WORK TO COMPLETE
A precise copy of the data is required, with every picture left out.

SOURCE RECORDS

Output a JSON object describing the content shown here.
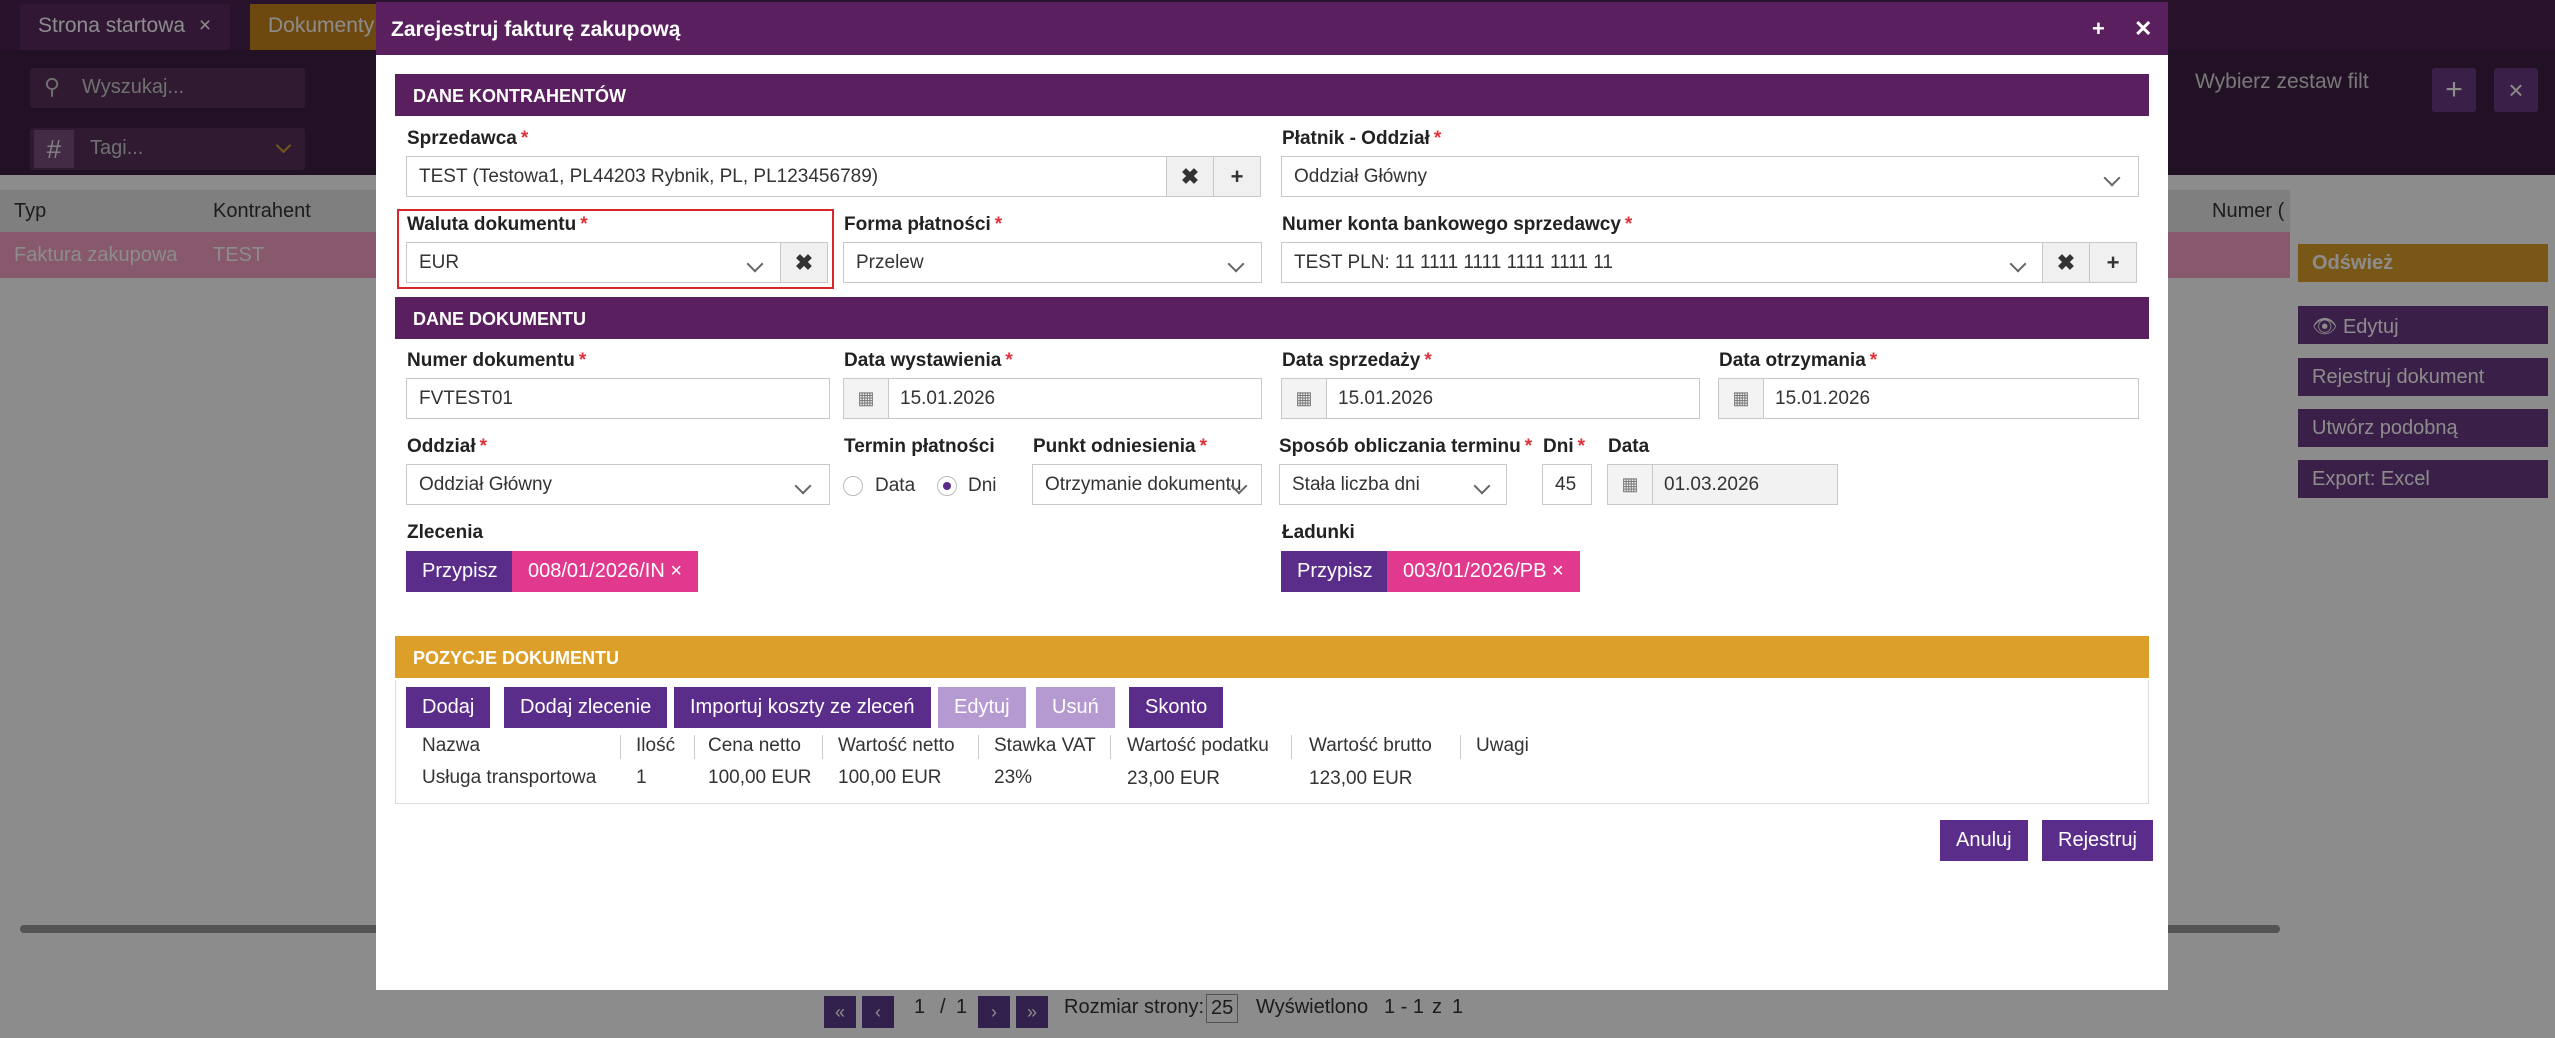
{
  "background": {
    "tabs": [
      {
        "label": "Strona startowa",
        "close": "×"
      },
      {
        "label": "Dokumenty"
      }
    ],
    "search_placeholder": "Wyszukaj...",
    "tags_placeholder": "Tagi...",
    "filter_set": "Wybierz zestaw filt",
    "grid_columns": [
      "Typ",
      "Kontrahent",
      "Numer ("
    ],
    "grid_row": {
      "typ": "Faktura zakupowa",
      "kontrahent": "TEST"
    },
    "side_buttons": [
      "Odśwież",
      "Edytuj",
      "Rejestruj dokument",
      "Utwórz podobną",
      "Export: Excel"
    ],
    "pager": {
      "current": "1",
      "separator": "/",
      "total": "1",
      "page_size_label": "Rozmiar strony:",
      "page_size": "25",
      "shown_label": "Wyświetlono",
      "range": "1 - 1",
      "of": "z",
      "count": "1"
    }
  },
  "modal": {
    "title": "Zarejestruj fakturę zakupową",
    "section_parties": "DANE KONTRAHENTÓW",
    "seller_label": "Sprzedawca",
    "seller_value": "TEST (Testowa1, PL44203 Rybnik, PL, PL123456789)",
    "payer_label": "Płatnik - Oddział",
    "payer_value": "Oddział Główny",
    "currency_label": "Waluta dokumentu",
    "currency_value": "EUR",
    "payment_form_label": "Forma płatności",
    "payment_form_value": "Przelew",
    "bank_account_label": "Numer konta bankowego sprzedawcy",
    "bank_account_value": "TEST PLN: 11 1111 1111 1111 1111 11",
    "section_document": "DANE DOKUMENTU",
    "doc_number_label": "Numer dokumentu",
    "doc_number_value": "FVTEST01",
    "issue_date_label": "Data wystawienia",
    "issue_date_value": "15.01.2026",
    "sale_date_label": "Data sprzedaży",
    "sale_date_value": "15.01.2026",
    "receipt_date_label": "Data otrzymania",
    "receipt_date_value": "15.01.2026",
    "branch_label": "Oddział",
    "branch_value": "Oddział Główny",
    "payment_term_label": "Termin płatności",
    "term_option_date": "Data",
    "term_option_days": "Dni",
    "reference_point_label": "Punkt odniesienia",
    "reference_point_value": "Otrzymanie dokumentu",
    "calc_method_label": "Sposób obliczania terminu",
    "calc_method_value": "Stała liczba dni",
    "days_label": "Dni",
    "days_value": "45",
    "due_date_label": "Data",
    "due_date_value": "01.03.2026",
    "orders_label": "Zlecenia",
    "orders_assign": "Przypisz",
    "orders_chip": "008/01/2026/IN ×",
    "loads_label": "Ładunki",
    "loads_assign": "Przypisz",
    "loads_chip": "003/01/2026/PB ×",
    "section_items": "POZYCJE DOKUMENTU",
    "item_buttons": {
      "add": "Dodaj",
      "add_order": "Dodaj zlecenie",
      "import_costs": "Importuj koszty ze zleceń",
      "edit": "Edytuj",
      "remove": "Usuń",
      "discount": "Skonto"
    },
    "table_columns": [
      "Nazwa",
      "Ilość",
      "Cena netto",
      "Wartość netto",
      "Stawka VAT",
      "Wartość podatku",
      "Wartość brutto",
      "Uwagi"
    ],
    "table_rows": [
      [
        "Usługa transportowa",
        "1",
        "100,00 EUR",
        "100,00 EUR",
        "23%",
        "23,00 EUR",
        "123,00 EUR",
        ""
      ]
    ],
    "cancel": "Anuluj",
    "register": "Rejestruj"
  }
}
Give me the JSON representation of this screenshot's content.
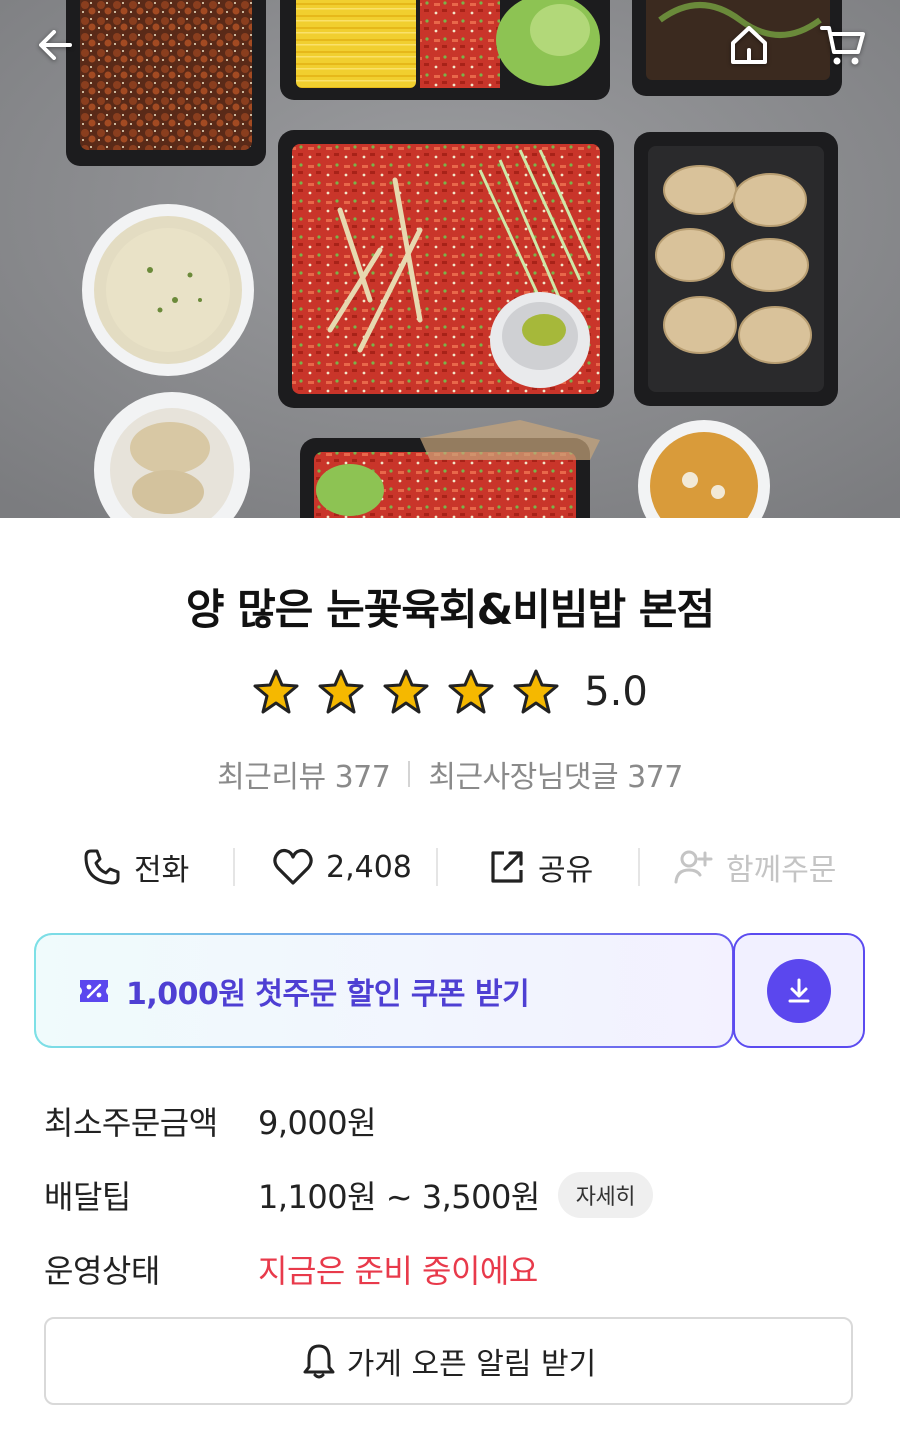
{
  "store": {
    "name": "양 많은 눈꽃육회&비빔밥 본점",
    "rating": "5.0",
    "stars": 5,
    "recent_reviews": "최근리뷰 377",
    "recent_owner_replies": "최근사장님댓글 377"
  },
  "actions": {
    "call_label": "전화",
    "like_count": "2,408",
    "share_label": "공유",
    "group_order_label": "함께주문"
  },
  "coupon": {
    "label": "1,000원 첫주문 할인 쿠폰 받기"
  },
  "info": {
    "min_order_label": "최소주문금액",
    "min_order_value": "9,000원",
    "delivery_tip_label": "배달팁",
    "delivery_tip_value": "1,100원 ~ 3,500원",
    "delivery_tip_detail": "자세히",
    "status_label": "운영상태",
    "status_value": "지금은 준비 중이에요"
  },
  "alert_button_label": "가게 오픈 알림 받기",
  "colors": {
    "accent_purple": "#5b47ee",
    "status_red": "#e83a4b",
    "star_gold": "#f5b800"
  },
  "icons": [
    "back-arrow-icon",
    "home-icon",
    "cart-icon",
    "phone-icon",
    "heart-icon",
    "share-icon",
    "add-person-icon",
    "coupon-icon",
    "download-icon",
    "bell-icon"
  ]
}
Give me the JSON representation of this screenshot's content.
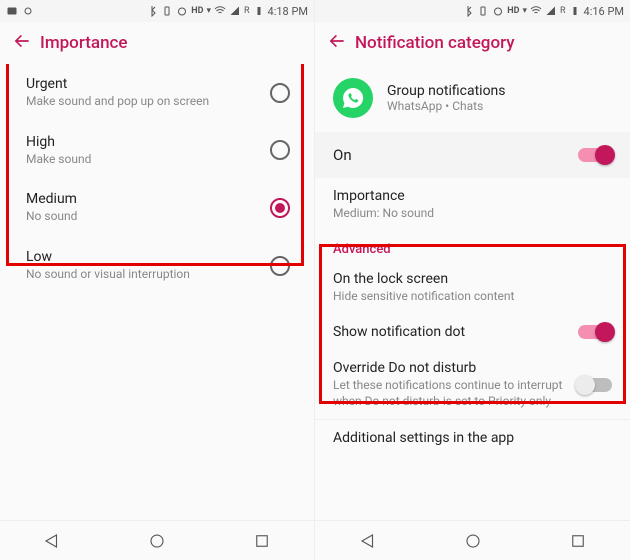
{
  "colors": {
    "accent": "#c2185b"
  },
  "left": {
    "status": {
      "time": "4:18 PM",
      "hd": "HD",
      "net": "R"
    },
    "title": "Importance",
    "options": [
      {
        "title": "Urgent",
        "sub": "Make sound and pop up on screen",
        "selected": false
      },
      {
        "title": "High",
        "sub": "Make sound",
        "selected": false
      },
      {
        "title": "Medium",
        "sub": "No sound",
        "selected": true
      },
      {
        "title": "Low",
        "sub": "No sound or visual interruption",
        "selected": false
      }
    ]
  },
  "right": {
    "status": {
      "time": "4:16 PM",
      "hd": "HD",
      "net": "R"
    },
    "title": "Notification category",
    "header": {
      "name": "Group notifications",
      "source": "WhatsApp • Chats"
    },
    "master": {
      "label": "On",
      "on": true
    },
    "importance": {
      "title": "Importance",
      "value": "Medium: No sound"
    },
    "advanced_label": "Advanced",
    "lockscreen": {
      "title": "On the lock screen",
      "sub": "Hide sensitive notification content"
    },
    "dot": {
      "title": "Show notification dot",
      "on": true
    },
    "dnd": {
      "title": "Override Do not disturb",
      "sub": "Let these notifications continue to interrupt when Do not disturb is set to Priority only",
      "on": false
    },
    "additional": "Additional settings in the app"
  }
}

TASK OUTPUT
Output a JSON object describing the content shown here.
{
  "background": {
    "tabs": [
      {
        "label": "Strona startowa",
        "close": "×"
      },
      {
        "label": "Dokumenty"
      }
    ],
    "search_placeholder": "Wyszukaj...",
    "tags_placeholder": "Tagi...",
    "filter_set": "Wybierz zestaw filt",
    "grid_columns": [
      "Typ",
      "Kontrahent",
      "Numer ("
    ],
    "grid_row": {
      "typ": "Faktura zakupowa",
      "kontrahent": "TEST"
    },
    "side_buttons": [
      "Odśwież",
      "Edytuj",
      "Rejestruj dokument",
      "Utwórz podobną",
      "Export: Excel"
    ],
    "pager": {
      "current": "1",
      "separator": "/",
      "total": "1",
      "page_size_label": "Rozmiar strony:",
      "page_size": "25",
      "shown_label": "Wyświetlono",
      "range": "1 - 1",
      "of": "z",
      "count": "1"
    }
  },
  "modal": {
    "title": "Zarejestruj fakturę zakupową",
    "section_parties": "DANE KONTRAHENTÓW",
    "seller_label": "Sprzedawca",
    "seller_value": "TEST (Testowa1, PL44203 Rybnik, PL, PL123456789)",
    "payer_label": "Płatnik - Oddział",
    "payer_value": "Oddział Główny",
    "currency_label": "Waluta dokumentu",
    "currency_value": "EUR",
    "payment_form_label": "Forma płatności",
    "payment_form_value": "Przelew",
    "bank_account_label": "Numer konta bankowego sprzedawcy",
    "bank_account_value": "TEST PLN: 11 1111 1111 1111 1111 11",
    "section_document": "DANE DOKUMENTU",
    "doc_number_label": "Numer dokumentu",
    "doc_number_value": "FVTEST01",
    "issue_date_label": "Data wystawienia",
    "issue_date_value": "15.01.2026",
    "sale_date_label": "Data sprzedaży",
    "sale_date_value": "15.01.2026",
    "receipt_date_label": "Data otrzymania",
    "receipt_date_value": "15.01.2026",
    "branch_label": "Oddział",
    "branch_value": "Oddział Główny",
    "payment_term_label": "Termin płatności",
    "term_option_date": "Data",
    "term_option_days": "Dni",
    "reference_point_label": "Punkt odniesienia",
    "reference_point_value": "Otrzymanie dokumentu",
    "calc_method_label": "Sposób obliczania terminu",
    "calc_method_value": "Stała liczba dni",
    "days_label": "Dni",
    "days_value": "45",
    "due_date_label": "Data",
    "due_date_value": "01.03.2026",
    "orders_label": "Zlecenia",
    "orders_assign": "Przypisz",
    "orders_chip": "008/01/2026/IN ×",
    "loads_label": "Ładunki",
    "loads_assign": "Przypisz",
    "loads_chip": "003/01/2026/PB ×",
    "section_items": "POZYCJE DOKUMENTU",
    "item_buttons": {
      "add": "Dodaj",
      "add_order": "Dodaj zlecenie",
      "import_costs": "Importuj koszty ze zleceń",
      "edit": "Edytuj",
      "remove": "Usuń",
      "discount": "Skonto"
    },
    "table_columns": [
      "Nazwa",
      "Ilość",
      "Cena netto",
      "Wartość netto",
      "Stawka VAT",
      "Wartość podatku",
      "Wartość brutto",
      "Uwagi"
    ],
    "table_rows": [
      [
        "Usługa transportowa",
        "1",
        "100,00 EUR",
        "100,00 EUR",
        "23%",
        "23,00 EUR",
        "123,00 EUR",
        ""
      ]
    ],
    "cancel": "Anuluj",
    "register": "Rejestruj"
  }
}
Give me the JSON representation of this screenshot's content.
{
  "store": {
    "name": "양 많은 눈꽃육회&비빔밥 본점",
    "rating": "5.0",
    "stars": 5,
    "recent_reviews": "최근리뷰 377",
    "recent_owner_replies": "최근사장님댓글 377"
  },
  "actions": {
    "call_label": "전화",
    "like_count": "2,408",
    "share_label": "공유",
    "group_order_label": "함께주문"
  },
  "coupon": {
    "label": "1,000원 첫주문 할인 쿠폰 받기"
  },
  "info": {
    "min_order_label": "최소주문금액",
    "min_order_value": "9,000원",
    "delivery_tip_label": "배달팁",
    "delivery_tip_value": "1,100원 ~ 3,500원",
    "delivery_tip_detail": "자세히",
    "status_label": "운영상태",
    "status_value": "지금은 준비 중이에요"
  },
  "alert_button_label": "가게 오픈 알림 받기",
  "colors": {
    "accent_purple": "#5b47ee",
    "status_red": "#e83a4b",
    "star_gold": "#f5b800"
  },
  "icons": [
    "back-arrow-icon",
    "home-icon",
    "cart-icon",
    "phone-icon",
    "heart-icon",
    "share-icon",
    "add-person-icon",
    "coupon-icon",
    "download-icon",
    "bell-icon"
  ]
}
Give me the JSON representation of this screenshot's content.
{
  "colors": {
    "accent": "#c2185b"
  },
  "left": {
    "status": {
      "time": "4:18 PM",
      "hd": "HD",
      "net": "R"
    },
    "title": "Importance",
    "options": [
      {
        "title": "Urgent",
        "sub": "Make sound and pop up on screen",
        "selected": false
      },
      {
        "title": "High",
        "sub": "Make sound",
        "selected": false
      },
      {
        "title": "Medium",
        "sub": "No sound",
        "selected": true
      },
      {
        "title": "Low",
        "sub": "No sound or visual interruption",
        "selected": false
      }
    ]
  },
  "right": {
    "status": {
      "time": "4:16 PM",
      "hd": "HD",
      "net": "R"
    },
    "title": "Notification category",
    "header": {
      "name": "Group notifications",
      "source": "WhatsApp • Chats"
    },
    "master": {
      "label": "On",
      "on": true
    },
    "importance": {
      "title": "Importance",
      "value": "Medium: No sound"
    },
    "advanced_label": "Advanced",
    "lockscreen": {
      "title": "On the lock screen",
      "sub": "Hide sensitive notification content"
    },
    "dot": {
      "title": "Show notification dot",
      "on": true
    },
    "dnd": {
      "title": "Override Do not disturb",
      "sub": "Let these notifications continue to interrupt when Do not disturb is set to Priority only",
      "on": false
    },
    "additional": "Additional settings in the app"
  }
}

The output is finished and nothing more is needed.